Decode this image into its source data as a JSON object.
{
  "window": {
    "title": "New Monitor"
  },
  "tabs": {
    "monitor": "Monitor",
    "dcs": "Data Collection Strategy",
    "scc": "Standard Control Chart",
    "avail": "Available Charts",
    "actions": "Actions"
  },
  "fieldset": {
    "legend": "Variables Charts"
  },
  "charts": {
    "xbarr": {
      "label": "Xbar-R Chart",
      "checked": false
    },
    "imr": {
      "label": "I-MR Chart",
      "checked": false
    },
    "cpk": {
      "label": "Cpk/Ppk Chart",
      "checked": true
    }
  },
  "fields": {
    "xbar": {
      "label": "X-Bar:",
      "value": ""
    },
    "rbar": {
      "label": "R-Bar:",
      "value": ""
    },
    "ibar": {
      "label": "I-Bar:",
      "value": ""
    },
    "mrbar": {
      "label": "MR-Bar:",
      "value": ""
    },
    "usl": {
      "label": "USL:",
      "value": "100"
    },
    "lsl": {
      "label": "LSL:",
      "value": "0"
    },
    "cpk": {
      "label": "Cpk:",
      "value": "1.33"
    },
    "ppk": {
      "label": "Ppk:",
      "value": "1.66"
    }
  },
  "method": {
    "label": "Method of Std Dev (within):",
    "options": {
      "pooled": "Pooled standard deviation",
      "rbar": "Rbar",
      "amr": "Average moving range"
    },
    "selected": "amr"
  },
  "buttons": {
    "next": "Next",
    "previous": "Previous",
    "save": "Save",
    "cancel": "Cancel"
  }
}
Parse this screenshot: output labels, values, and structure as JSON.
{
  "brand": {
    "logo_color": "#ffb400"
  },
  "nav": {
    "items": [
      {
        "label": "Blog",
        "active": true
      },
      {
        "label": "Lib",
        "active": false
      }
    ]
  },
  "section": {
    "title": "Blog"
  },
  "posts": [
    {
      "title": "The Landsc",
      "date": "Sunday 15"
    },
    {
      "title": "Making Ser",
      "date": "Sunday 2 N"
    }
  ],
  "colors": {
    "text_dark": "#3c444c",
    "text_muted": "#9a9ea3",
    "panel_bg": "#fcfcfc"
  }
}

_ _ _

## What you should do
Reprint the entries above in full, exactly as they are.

## Output below
Decode this image into its source data as a JSON object.
{
  "window": {
    "title": "New Monitor"
  },
  "tabs": {
    "monitor": "Monitor",
    "dcs": "Data Collection Strategy",
    "scc": "Standard Control Chart",
    "avail": "Available Charts",
    "actions": "Actions"
  },
  "fieldset": {
    "legend": "Variables Charts"
  },
  "charts": {
    "xbarr": {
      "label": "Xbar-R Chart",
      "checked": false
    },
    "imr": {
      "label": "I-MR Chart",
      "checked": false
    },
    "cpk": {
      "label": "Cpk/Ppk Chart",
      "checked": true
    }
  },
  "fields": {
    "xbar": {
      "label": "X-Bar:",
      "value": ""
    },
    "rbar": {
      "label": "R-Bar:",
      "value": ""
    },
    "ibar": {
      "label": "I-Bar:",
      "value": ""
    },
    "mrbar": {
      "label": "MR-Bar:",
      "value": ""
    },
    "usl": {
      "label": "USL:",
      "value": "100"
    },
    "lsl": {
      "label": "LSL:",
      "value": "0"
    },
    "cpk": {
      "label": "Cpk:",
      "value": "1.33"
    },
    "ppk": {
      "label": "Ppk:",
      "value": "1.66"
    }
  },
  "method": {
    "label": "Method of Std Dev (within):",
    "options": {
      "pooled": "Pooled standard deviation",
      "rbar": "Rbar",
      "amr": "Average moving range"
    },
    "selected": "amr"
  },
  "buttons": {
    "next": "Next",
    "previous": "Previous",
    "save": "Save",
    "cancel": "Cancel"
  }
}
Parse this screenshot: output labels, values, and structure as JSON.
{
  "brand": {
    "logo_color": "#ffb400"
  },
  "nav": {
    "items": [
      {
        "label": "Blog",
        "active": true
      },
      {
        "label": "Lib",
        "active": false
      }
    ]
  },
  "section": {
    "title": "Blog"
  },
  "posts": [
    {
      "title": "The Landsc",
      "date": "Sunday 15"
    },
    {
      "title": "Making Ser",
      "date": "Sunday 2 N"
    }
  ],
  "colors": {
    "text_dark": "#3c444c",
    "text_muted": "#9a9ea3",
    "panel_bg": "#fcfcfc"
  }
}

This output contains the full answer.